-- YOUR ASSIGNMENT --
Work through the data below and copy out every line where "Wymiar" is found.

-- DATA EXTRACTS --
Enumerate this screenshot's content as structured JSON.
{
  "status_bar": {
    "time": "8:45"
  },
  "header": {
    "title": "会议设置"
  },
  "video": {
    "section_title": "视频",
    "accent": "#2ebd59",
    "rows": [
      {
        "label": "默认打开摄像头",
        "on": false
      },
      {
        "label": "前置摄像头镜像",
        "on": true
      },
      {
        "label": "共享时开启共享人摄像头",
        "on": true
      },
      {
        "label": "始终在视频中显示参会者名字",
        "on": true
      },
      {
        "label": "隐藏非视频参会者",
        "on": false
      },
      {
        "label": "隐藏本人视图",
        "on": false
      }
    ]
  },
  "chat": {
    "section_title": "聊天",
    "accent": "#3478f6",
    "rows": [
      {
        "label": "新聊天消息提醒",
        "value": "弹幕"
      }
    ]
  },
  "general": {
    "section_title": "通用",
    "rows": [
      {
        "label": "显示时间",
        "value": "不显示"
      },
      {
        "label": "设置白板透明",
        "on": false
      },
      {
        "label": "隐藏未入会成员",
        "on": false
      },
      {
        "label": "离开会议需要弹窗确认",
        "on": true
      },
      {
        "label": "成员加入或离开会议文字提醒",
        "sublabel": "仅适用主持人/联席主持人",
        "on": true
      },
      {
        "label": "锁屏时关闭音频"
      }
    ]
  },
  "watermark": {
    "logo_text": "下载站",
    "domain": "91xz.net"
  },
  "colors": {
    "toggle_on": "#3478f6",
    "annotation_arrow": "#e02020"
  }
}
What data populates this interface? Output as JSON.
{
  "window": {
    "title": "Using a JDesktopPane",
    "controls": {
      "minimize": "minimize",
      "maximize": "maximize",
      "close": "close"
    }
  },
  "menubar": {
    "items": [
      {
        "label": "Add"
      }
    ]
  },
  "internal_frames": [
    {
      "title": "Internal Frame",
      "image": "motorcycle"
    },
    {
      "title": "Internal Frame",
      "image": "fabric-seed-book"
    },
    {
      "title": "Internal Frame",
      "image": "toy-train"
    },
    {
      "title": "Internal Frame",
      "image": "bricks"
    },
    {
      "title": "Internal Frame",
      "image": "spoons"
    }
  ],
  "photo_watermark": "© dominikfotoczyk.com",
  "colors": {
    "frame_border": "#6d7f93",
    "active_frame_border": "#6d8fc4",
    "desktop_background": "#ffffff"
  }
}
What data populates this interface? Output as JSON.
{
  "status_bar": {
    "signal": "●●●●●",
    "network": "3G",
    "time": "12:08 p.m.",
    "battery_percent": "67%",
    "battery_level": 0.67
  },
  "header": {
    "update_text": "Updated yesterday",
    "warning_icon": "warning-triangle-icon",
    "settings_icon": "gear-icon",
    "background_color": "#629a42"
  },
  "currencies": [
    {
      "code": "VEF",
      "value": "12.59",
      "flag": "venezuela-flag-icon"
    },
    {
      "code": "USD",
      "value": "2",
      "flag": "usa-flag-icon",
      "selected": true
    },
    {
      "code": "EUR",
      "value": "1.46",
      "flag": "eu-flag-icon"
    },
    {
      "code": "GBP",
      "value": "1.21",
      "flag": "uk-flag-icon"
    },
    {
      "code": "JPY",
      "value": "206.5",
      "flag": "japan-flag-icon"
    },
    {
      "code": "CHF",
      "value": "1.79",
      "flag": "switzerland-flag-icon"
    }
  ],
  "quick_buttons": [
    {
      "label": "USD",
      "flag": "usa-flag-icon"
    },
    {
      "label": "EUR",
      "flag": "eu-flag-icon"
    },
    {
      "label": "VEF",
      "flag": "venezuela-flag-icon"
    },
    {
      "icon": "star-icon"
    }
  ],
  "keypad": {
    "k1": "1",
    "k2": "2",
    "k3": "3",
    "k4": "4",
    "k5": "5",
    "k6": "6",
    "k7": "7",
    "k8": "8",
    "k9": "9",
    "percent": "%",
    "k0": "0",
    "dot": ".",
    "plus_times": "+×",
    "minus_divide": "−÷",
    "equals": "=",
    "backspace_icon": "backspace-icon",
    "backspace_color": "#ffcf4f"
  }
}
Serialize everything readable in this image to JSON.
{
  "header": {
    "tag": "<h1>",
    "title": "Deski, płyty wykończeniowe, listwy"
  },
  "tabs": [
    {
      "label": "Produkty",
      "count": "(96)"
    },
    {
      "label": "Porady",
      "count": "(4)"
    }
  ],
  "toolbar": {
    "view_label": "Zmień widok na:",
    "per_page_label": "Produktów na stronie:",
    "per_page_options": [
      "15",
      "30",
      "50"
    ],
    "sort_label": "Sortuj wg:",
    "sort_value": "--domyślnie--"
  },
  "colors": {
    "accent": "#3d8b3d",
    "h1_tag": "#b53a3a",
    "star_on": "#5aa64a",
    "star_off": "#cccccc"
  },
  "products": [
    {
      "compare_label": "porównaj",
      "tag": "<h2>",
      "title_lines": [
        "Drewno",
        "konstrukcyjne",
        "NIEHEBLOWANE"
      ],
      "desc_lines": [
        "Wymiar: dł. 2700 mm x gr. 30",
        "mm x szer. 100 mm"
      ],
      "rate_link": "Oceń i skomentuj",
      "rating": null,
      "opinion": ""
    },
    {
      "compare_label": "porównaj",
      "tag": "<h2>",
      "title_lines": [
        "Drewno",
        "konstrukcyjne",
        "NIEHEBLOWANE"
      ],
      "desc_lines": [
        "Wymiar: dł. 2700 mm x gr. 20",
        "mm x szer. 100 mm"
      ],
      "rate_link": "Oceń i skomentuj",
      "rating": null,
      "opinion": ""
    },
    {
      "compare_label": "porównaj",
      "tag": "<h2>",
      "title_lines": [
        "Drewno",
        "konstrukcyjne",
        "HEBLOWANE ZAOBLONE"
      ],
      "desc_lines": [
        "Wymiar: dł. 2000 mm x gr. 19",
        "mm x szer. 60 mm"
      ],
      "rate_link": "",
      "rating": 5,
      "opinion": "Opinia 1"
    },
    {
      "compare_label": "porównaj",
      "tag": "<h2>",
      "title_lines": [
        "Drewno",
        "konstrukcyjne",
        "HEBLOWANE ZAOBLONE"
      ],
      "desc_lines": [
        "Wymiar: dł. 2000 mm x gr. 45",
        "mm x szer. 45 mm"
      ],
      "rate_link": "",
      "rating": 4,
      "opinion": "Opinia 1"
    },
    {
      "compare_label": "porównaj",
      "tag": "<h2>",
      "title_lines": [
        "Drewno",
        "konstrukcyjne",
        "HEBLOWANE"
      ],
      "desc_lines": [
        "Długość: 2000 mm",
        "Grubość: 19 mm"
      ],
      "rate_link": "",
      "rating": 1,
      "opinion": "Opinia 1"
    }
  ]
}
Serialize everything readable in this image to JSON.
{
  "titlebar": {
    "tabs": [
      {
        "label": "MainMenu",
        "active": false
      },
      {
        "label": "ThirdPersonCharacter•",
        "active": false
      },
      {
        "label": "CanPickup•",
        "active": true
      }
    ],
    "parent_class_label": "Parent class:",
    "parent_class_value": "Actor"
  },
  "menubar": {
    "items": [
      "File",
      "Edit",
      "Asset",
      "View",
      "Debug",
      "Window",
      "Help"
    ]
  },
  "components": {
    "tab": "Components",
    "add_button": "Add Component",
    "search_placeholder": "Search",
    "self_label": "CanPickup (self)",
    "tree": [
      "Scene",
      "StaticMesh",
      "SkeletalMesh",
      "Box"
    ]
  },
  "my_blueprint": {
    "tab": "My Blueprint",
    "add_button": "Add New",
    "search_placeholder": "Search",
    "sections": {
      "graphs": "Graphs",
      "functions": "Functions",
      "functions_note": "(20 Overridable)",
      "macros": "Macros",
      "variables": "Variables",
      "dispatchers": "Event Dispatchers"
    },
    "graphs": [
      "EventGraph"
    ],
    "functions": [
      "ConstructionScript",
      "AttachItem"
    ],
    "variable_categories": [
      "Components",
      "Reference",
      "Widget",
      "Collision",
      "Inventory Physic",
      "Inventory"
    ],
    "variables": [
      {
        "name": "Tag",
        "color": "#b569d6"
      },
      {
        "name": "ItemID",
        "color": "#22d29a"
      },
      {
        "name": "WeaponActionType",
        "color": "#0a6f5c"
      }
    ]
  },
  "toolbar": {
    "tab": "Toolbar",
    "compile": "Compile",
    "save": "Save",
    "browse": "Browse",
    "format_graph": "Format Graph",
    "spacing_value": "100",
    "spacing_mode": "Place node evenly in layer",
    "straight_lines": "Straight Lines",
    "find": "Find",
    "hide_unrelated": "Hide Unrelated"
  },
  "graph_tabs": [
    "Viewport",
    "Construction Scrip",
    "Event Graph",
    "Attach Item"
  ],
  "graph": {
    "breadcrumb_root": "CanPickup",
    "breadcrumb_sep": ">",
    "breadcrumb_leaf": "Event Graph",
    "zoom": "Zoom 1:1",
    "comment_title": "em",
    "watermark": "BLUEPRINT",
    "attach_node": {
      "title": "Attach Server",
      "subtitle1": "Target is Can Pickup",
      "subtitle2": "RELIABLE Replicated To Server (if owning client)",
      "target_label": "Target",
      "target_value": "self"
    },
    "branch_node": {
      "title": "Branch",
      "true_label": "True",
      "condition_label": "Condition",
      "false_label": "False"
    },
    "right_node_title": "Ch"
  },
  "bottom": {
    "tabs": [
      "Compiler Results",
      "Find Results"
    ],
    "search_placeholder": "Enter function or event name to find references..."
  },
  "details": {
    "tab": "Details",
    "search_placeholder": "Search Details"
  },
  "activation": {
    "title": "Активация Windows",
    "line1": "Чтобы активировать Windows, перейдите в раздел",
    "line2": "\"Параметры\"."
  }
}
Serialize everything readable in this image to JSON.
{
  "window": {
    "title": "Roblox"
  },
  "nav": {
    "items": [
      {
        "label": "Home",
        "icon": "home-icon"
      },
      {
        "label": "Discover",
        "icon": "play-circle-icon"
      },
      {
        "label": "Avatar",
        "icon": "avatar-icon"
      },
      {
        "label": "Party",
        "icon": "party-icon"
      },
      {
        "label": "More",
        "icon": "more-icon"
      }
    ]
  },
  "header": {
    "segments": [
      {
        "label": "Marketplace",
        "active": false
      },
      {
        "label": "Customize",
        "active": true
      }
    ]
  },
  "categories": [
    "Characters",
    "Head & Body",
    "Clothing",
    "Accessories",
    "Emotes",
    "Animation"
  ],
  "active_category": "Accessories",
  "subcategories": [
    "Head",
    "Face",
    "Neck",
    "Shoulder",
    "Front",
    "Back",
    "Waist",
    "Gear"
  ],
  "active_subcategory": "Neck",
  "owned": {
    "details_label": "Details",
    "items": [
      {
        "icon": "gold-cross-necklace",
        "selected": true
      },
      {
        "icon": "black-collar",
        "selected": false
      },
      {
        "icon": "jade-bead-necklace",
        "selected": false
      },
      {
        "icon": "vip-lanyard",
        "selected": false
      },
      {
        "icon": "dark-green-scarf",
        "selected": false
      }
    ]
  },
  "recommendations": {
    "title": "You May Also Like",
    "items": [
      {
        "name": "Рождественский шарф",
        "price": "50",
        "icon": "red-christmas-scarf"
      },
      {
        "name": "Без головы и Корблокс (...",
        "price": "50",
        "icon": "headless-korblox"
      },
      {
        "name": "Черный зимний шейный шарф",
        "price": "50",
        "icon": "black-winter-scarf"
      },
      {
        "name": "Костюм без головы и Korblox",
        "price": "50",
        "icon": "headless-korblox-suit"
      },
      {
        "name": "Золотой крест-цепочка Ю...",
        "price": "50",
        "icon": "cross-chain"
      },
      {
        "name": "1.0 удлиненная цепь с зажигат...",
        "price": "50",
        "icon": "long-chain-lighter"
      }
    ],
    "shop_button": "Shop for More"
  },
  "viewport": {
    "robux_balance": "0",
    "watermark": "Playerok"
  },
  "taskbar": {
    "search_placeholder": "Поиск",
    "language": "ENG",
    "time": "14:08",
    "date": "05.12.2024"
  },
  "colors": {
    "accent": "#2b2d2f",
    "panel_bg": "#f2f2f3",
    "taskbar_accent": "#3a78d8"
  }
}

-- RESULT OF THIS TASK --
        "Wymiar: dł. 2700 mm x gr. 30",
        "Wymiar: dł. 2700 mm x gr. 20",
        "Wymiar: dł. 2000 mm x gr. 19",
        "Wymiar: dł. 2000 mm x gr. 45",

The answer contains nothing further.